Copy every line that holds the string "highlight" from the data below.

─── EXTRACTED MATERIAL

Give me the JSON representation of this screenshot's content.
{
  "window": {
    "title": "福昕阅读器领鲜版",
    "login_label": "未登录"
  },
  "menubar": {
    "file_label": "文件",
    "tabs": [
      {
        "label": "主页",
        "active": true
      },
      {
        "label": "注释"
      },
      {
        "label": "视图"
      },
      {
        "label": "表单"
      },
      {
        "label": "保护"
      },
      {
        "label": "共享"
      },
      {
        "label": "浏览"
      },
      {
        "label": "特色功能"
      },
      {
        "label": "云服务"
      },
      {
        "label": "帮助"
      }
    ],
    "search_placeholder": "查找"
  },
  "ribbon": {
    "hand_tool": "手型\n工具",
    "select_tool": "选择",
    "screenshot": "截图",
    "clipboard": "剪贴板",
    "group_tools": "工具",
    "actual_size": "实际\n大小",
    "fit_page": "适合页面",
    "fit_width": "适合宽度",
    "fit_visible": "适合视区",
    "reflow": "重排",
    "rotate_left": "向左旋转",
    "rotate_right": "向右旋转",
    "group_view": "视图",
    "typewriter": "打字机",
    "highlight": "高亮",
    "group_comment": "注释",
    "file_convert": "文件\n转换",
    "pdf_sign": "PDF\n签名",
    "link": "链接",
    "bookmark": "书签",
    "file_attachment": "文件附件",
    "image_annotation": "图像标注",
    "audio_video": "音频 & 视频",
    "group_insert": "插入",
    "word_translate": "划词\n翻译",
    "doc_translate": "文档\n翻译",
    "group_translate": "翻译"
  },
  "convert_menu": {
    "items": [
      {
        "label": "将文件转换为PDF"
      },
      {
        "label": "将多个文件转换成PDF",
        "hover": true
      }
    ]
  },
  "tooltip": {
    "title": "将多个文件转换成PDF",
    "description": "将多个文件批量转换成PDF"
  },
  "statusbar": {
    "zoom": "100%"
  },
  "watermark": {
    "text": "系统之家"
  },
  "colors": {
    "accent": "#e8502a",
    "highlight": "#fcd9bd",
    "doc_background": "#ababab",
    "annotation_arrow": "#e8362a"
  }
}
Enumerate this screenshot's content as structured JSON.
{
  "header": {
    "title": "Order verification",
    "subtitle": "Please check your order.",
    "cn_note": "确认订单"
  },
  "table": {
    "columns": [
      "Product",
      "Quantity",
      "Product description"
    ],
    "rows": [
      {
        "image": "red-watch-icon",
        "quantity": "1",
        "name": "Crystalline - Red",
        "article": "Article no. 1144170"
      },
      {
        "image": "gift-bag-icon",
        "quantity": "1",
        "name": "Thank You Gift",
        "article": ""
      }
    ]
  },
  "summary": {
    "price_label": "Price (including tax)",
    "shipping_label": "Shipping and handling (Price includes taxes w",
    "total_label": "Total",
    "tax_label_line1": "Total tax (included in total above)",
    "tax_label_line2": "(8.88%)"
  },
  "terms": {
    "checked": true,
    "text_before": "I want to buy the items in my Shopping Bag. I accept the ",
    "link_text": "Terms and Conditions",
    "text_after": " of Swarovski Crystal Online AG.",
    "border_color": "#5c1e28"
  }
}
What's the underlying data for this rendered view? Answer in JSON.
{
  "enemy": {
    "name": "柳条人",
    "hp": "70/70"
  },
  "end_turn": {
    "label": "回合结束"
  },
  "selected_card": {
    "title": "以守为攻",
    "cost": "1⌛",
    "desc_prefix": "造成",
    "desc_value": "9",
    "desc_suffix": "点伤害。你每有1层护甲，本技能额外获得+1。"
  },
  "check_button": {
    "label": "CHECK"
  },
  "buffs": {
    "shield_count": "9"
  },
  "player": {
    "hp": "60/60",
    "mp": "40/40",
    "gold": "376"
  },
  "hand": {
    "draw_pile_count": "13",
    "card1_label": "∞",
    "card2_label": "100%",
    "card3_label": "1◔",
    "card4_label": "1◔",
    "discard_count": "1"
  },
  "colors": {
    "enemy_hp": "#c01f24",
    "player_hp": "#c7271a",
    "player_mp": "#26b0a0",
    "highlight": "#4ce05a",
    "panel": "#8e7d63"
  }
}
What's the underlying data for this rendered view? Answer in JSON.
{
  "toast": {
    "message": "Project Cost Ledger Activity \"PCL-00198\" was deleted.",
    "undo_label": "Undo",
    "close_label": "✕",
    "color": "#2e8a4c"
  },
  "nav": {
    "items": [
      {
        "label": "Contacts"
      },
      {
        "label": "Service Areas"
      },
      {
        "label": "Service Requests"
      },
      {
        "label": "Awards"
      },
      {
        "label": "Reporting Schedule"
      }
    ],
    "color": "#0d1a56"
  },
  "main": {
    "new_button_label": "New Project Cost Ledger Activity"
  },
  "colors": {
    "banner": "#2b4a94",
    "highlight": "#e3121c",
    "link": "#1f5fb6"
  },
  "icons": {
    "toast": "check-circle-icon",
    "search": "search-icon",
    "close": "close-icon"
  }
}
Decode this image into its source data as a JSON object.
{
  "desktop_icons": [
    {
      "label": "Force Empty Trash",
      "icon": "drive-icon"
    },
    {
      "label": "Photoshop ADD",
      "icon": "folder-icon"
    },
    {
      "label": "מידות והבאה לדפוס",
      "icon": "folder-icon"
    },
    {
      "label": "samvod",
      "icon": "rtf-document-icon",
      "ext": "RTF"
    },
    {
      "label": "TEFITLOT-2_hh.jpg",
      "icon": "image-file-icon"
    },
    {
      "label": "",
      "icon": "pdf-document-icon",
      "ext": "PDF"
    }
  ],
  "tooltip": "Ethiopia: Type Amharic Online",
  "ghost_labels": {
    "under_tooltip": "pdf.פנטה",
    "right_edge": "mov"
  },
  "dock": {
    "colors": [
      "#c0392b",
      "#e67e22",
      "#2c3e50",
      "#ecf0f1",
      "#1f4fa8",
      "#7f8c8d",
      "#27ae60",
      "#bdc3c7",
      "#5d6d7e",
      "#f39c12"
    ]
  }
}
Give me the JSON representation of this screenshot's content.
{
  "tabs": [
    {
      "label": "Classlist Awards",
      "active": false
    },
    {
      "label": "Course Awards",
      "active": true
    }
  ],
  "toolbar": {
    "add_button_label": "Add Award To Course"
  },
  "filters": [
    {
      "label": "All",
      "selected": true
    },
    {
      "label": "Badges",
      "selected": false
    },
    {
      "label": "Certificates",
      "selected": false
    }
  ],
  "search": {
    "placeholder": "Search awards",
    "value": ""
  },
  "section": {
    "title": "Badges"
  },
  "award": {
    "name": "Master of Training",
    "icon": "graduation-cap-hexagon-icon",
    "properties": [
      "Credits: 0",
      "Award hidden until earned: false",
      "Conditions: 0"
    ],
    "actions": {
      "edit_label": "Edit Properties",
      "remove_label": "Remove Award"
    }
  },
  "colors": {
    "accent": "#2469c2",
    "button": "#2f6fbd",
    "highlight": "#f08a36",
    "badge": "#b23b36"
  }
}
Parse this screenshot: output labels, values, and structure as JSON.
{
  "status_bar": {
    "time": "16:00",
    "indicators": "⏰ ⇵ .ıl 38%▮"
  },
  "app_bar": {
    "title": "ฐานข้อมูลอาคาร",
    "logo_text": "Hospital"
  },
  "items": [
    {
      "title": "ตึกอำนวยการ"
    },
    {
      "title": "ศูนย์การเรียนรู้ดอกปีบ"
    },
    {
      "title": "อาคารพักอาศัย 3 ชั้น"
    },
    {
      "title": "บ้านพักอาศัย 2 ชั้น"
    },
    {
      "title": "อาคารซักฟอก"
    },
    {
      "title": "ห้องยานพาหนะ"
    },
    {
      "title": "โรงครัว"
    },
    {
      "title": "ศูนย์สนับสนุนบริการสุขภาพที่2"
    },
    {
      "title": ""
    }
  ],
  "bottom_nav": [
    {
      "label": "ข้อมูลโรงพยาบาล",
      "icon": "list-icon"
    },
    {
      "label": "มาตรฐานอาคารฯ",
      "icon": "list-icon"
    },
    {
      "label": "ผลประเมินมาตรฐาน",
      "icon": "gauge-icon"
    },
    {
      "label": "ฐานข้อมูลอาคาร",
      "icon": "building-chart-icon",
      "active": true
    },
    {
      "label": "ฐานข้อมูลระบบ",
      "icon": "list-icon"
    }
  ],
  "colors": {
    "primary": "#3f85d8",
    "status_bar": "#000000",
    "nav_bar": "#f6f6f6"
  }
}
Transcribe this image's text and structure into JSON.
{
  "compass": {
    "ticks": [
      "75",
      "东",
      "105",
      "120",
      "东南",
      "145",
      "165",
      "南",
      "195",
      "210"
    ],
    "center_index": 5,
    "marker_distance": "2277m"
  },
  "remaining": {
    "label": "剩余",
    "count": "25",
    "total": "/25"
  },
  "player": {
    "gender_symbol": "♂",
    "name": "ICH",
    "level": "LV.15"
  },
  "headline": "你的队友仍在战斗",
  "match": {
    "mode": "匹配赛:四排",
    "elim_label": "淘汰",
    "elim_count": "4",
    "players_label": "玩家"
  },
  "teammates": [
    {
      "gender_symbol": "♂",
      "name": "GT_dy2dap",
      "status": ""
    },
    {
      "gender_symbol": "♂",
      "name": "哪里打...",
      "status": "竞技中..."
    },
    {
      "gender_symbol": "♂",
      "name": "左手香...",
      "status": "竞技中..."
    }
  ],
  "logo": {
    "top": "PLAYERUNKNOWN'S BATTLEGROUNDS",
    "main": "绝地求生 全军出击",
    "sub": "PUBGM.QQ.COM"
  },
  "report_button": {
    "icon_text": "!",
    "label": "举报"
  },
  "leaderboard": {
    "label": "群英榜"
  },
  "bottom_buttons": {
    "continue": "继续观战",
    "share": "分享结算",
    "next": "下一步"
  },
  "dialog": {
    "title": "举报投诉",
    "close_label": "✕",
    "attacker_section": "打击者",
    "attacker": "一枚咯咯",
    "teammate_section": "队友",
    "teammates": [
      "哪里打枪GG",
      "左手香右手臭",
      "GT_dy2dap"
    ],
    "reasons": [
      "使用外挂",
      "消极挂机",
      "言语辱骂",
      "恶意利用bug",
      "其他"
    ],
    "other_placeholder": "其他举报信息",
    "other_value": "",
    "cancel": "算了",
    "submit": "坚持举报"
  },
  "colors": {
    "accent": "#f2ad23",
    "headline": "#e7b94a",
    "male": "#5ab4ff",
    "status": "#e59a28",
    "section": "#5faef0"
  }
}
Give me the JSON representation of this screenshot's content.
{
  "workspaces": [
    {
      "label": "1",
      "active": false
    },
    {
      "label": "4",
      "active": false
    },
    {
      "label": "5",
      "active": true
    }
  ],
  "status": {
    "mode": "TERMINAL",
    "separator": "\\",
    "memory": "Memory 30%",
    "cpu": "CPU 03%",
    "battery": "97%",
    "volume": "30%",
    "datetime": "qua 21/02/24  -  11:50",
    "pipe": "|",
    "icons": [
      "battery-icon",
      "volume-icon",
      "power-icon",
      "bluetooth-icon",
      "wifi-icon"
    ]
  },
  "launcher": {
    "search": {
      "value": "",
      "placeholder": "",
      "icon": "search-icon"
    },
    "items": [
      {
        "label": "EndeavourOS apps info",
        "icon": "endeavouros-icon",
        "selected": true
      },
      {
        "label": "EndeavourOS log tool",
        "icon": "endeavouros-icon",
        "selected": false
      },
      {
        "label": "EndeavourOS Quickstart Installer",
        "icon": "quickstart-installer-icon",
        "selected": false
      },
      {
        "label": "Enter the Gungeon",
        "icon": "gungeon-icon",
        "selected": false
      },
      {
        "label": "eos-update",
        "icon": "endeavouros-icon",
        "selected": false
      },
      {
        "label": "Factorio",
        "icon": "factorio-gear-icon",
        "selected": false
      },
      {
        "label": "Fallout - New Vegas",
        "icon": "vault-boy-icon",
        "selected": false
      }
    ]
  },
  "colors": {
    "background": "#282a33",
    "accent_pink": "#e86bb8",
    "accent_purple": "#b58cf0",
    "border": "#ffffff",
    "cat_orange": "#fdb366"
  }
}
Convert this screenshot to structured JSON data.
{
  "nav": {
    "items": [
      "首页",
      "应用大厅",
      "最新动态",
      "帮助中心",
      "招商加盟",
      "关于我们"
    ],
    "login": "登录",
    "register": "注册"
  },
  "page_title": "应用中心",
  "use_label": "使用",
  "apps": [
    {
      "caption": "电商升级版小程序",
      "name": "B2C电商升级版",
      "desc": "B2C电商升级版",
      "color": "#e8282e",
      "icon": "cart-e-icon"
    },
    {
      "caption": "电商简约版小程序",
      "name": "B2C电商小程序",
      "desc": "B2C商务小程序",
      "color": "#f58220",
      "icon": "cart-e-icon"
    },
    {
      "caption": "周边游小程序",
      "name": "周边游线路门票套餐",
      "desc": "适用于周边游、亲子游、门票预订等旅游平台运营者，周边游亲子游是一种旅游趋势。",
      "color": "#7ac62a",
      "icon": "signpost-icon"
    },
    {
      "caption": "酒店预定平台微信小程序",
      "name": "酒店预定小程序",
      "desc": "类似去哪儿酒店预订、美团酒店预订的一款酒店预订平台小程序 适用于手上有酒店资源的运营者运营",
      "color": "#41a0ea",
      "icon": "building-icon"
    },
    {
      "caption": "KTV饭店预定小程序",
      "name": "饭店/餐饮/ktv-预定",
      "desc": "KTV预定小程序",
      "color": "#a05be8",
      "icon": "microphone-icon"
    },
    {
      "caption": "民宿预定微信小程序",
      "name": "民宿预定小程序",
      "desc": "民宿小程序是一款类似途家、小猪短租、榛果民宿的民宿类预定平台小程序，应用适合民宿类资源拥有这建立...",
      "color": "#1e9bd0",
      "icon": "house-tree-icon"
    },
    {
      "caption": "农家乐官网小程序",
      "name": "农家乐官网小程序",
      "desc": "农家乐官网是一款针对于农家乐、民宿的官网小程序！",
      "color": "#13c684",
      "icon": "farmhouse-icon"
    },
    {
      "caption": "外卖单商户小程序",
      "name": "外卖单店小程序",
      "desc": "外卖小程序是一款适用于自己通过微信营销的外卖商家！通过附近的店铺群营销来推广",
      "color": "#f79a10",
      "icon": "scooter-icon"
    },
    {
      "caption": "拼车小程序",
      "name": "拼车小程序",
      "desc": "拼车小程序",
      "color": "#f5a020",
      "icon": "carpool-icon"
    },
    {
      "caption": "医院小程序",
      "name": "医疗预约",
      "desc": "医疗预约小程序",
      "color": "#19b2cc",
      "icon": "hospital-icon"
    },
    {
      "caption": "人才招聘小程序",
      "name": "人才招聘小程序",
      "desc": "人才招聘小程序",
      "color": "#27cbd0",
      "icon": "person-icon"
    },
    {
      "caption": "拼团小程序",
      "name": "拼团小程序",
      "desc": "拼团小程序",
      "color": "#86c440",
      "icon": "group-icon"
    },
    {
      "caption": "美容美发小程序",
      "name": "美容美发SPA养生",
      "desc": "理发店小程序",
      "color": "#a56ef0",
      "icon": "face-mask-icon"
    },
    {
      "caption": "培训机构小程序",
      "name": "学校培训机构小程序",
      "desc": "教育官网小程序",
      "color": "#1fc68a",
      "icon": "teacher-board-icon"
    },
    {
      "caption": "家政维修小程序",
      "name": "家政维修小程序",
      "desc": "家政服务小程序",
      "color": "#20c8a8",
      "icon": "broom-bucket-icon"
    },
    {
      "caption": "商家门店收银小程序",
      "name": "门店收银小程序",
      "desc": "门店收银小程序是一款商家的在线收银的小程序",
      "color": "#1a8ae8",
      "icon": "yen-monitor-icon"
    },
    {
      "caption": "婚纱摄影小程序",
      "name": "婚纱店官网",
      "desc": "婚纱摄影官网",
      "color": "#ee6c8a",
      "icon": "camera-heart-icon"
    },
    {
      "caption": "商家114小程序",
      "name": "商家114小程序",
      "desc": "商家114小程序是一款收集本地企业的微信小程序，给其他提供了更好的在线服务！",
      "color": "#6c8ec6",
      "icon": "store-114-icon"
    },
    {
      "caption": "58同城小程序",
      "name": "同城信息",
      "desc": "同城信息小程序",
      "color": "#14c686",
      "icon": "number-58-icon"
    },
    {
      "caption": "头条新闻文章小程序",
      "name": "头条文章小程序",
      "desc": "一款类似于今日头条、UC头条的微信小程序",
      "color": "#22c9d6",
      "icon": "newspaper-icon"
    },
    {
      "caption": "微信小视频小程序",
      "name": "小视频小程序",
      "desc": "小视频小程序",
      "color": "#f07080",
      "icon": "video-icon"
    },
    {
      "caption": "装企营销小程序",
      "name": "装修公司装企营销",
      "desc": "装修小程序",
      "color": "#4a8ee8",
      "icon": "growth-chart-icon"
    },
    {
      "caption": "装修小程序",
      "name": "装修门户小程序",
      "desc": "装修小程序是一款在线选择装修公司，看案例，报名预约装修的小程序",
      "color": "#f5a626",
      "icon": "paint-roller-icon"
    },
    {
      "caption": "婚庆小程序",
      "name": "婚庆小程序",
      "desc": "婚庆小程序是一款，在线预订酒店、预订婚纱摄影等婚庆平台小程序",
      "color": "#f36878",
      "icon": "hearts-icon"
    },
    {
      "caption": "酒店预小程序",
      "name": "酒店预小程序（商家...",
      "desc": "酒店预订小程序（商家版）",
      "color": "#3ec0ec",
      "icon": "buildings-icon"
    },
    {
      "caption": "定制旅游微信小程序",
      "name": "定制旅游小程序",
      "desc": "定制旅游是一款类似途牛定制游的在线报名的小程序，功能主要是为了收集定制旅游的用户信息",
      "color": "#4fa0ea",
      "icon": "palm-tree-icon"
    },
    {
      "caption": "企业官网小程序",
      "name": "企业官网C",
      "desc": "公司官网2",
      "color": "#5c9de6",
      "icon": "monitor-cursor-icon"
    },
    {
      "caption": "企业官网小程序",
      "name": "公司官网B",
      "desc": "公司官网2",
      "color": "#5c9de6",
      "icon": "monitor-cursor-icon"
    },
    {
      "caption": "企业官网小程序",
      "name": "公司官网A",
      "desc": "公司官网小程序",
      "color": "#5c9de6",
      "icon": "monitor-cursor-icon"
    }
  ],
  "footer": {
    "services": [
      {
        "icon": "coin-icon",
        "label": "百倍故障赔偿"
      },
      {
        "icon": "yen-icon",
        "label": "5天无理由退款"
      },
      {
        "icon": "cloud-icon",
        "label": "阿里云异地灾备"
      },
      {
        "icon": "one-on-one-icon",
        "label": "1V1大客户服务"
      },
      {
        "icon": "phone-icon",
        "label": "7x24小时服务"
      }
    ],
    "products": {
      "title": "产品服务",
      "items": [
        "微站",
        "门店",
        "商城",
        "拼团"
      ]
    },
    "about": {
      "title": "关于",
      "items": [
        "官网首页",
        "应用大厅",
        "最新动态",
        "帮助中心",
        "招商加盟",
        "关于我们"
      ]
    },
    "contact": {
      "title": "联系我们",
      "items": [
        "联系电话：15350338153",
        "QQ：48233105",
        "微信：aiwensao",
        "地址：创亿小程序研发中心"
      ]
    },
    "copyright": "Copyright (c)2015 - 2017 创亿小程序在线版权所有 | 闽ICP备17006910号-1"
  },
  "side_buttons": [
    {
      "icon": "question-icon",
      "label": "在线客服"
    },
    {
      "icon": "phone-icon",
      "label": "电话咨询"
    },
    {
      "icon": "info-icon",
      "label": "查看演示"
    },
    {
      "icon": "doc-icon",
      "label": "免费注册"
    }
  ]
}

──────

> [SOLVED PROBLEM]
    "highlight": "高亮",
    "highlight": "#fcd9bd",
    "highlight": "#4ce05a",
    "highlight": "#e3121c",
    "highlight": "#f08a36",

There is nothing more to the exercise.